For more information about the California Equal Pay Act, visit the California Department of Industrial Relations website.
California Labor Code Section 1101
Under California Labor Code section 1101, employers are prohibited from making, adopting, or enforcing any rule, regulation, or policy that forbids employees from engaging or participating in politics. Black Lives Matter is a political and social movement advocating for the protection of Black lives from police brutality and violence inflicted on Black communities. Though many employers issued statements of commitment in response to the police murder of George Floyd, others remained silent or prevented their employees from wearing or displaying statements of their own solidarity, such as buttons or virtual backgrounds, with the movement. If your employer forbids or prevents you from participating in the movement, or attempts to control or direct your political activities or affiliations, you may have a claim.
The California Civil Rights Law Group envisions a society free from racism and identity-based discrimination and harassment. Racism in the workplace not only jeopardizes the economic capacity to secure a livelihood, but insidiously impacts all areas of our lives: relationships, mental and physical health, joy, a sense of safety, and more. Racially discriminatory and harassing conduct, including unequal pay, violence, racial slurs and comments, are preventable. If your employer fails to protect you by preventing or correcting discrimination or harassment, the California Civil Rights Law Group is here to help get you the justice you deserve. We believe Black lives matter everywhere, including at work.

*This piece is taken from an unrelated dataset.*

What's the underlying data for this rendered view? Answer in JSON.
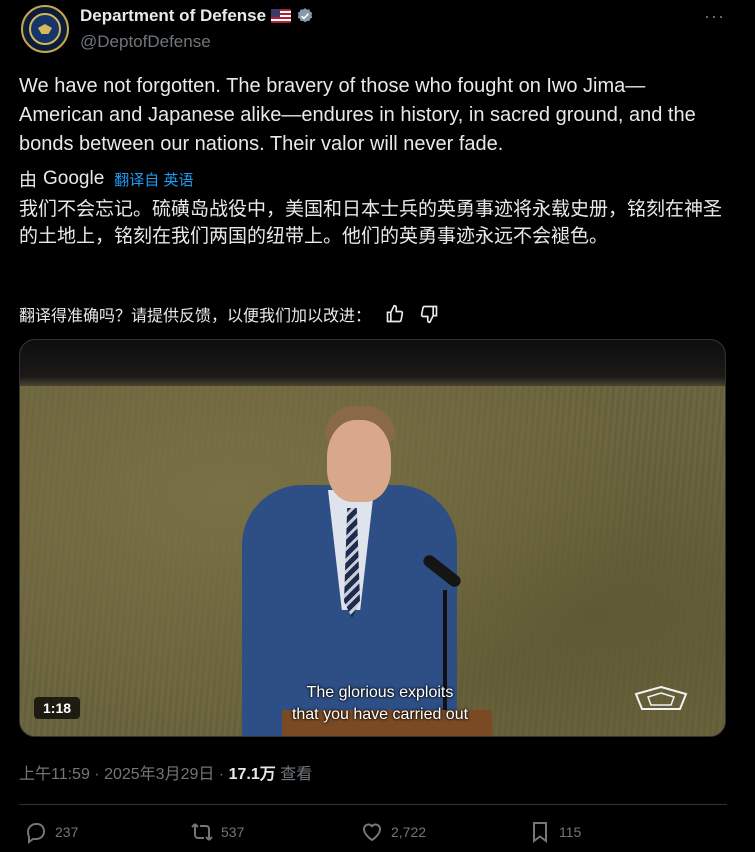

If you have experienced racial discrimination or harassment at work, contact us today for a free consultation with a member of our team.